In any case, those hiding inside a room should attempt to find some sort of additional cover, such as a filing cabinet or heavy desk. It is always better to find cover than concealment, but even partial cover — something that will only deflect or fragment the projectiles — is preferable to no cover at all.

The Inner Warrior

Mindset also becomes critical when a person is wounded. In active shooter situations and terrorist attacks, it is not unusual for more people to be wounded than killed; this also relates to the issue of poor marksmanship discussed above. In such a situation, it is extremely important for the wounded person to understand that, contrary to what is portrayed in the movies, most wounds are not immediately fatal and rarely immobilize the victim right away. Their bodies can continue to function to get them away from the attack site and to safety. However, it is not uncommon for people to drop to the ground when they are shot and freeze in panic or go into shock. This gives the shooter an opportunity to approach them for a point-blank kill shot.

It is very important for people to realize that most gunshots are survivable. Certainly, once a target gets out of the immediate danger zone they should seek first aid or treat themselves with improvised pressure bandages to stop the bleeding and avoid going into shock. Modern trauma medicine is very good, and as seen in the Aurora shooting and the Boston Marathon bombing, most victims wounded in these types of attacks will survive if they receive prompt medical assistance.

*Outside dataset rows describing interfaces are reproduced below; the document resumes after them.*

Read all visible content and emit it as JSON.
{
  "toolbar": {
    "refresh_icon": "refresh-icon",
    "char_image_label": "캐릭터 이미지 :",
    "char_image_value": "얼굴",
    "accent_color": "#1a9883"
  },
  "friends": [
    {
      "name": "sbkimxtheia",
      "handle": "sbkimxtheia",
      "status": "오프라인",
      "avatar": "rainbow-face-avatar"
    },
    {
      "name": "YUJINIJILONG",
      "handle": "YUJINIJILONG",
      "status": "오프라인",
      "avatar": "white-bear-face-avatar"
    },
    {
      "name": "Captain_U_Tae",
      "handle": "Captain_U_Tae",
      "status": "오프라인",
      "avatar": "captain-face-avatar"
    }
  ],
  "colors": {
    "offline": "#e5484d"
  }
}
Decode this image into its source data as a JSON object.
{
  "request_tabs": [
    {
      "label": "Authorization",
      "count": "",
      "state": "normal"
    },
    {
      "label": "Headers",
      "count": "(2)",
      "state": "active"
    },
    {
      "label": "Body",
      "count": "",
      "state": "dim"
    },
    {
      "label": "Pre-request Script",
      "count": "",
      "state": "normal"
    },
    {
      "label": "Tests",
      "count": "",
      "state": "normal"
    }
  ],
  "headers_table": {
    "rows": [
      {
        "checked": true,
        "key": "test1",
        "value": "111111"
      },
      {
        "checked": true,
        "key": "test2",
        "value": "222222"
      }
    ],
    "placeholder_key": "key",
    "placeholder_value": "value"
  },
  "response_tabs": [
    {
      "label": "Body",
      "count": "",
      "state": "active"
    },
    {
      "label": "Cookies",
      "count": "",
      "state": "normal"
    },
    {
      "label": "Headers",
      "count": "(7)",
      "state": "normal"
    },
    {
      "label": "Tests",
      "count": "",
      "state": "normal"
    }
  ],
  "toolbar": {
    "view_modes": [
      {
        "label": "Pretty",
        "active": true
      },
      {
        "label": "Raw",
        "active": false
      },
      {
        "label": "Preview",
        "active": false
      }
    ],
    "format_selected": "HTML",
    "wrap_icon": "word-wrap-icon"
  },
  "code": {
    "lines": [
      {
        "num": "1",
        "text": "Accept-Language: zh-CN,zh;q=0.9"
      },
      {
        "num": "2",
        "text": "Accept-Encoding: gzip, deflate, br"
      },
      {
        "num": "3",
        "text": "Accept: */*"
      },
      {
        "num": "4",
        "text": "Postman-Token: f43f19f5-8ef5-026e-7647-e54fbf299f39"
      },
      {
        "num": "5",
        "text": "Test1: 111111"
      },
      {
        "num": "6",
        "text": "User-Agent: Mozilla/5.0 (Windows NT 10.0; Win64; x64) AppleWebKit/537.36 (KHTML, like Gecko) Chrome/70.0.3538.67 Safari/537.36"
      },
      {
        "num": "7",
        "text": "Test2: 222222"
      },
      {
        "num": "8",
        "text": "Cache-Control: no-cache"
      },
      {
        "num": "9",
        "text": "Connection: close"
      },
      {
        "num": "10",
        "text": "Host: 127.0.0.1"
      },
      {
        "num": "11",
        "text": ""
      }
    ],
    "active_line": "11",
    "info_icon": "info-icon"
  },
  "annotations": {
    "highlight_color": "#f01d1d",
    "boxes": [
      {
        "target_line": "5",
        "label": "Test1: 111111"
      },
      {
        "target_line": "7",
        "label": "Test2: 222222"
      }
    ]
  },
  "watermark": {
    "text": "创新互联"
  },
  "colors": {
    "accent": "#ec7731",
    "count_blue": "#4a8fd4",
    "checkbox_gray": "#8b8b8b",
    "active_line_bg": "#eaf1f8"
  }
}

It is no mistake that training regimens for special operations forces soldiers and serious athletes place so much emphasis on the mental aspect of combat and sports — that is, learning that the human body can keep functioning and continue to do amazing things even after the mind has decided it wants to quit. That same sense of drive and determination, the inner warrior, can help keep a person's body functioning after they have been wounded.

Again we see how important it is to have the proper mindset when thrown into a dangerous situation. Keeping a clear head and remaining focused on getting to safety greatly improves a person's chances of surviving or escaping injury. Being aware of one's environment lets a potential target know when a situation is deteriorating, and developing the ability to raise one's situational awareness level can help a person avoid dangerous situations in the first place. One can only take these steps after recognizing when one is in dangerous areas and is a potential target. Remembering and using the tools taught in this series will go a long way to keep potential targets from becoming victims.

Connected Content


Article Search

Copyright © Stratfor Enterprises, LLC. All rights reserved.

Stratfor Worldview


To empower members to confidently understand and navigate a continuously changing and complex global environment.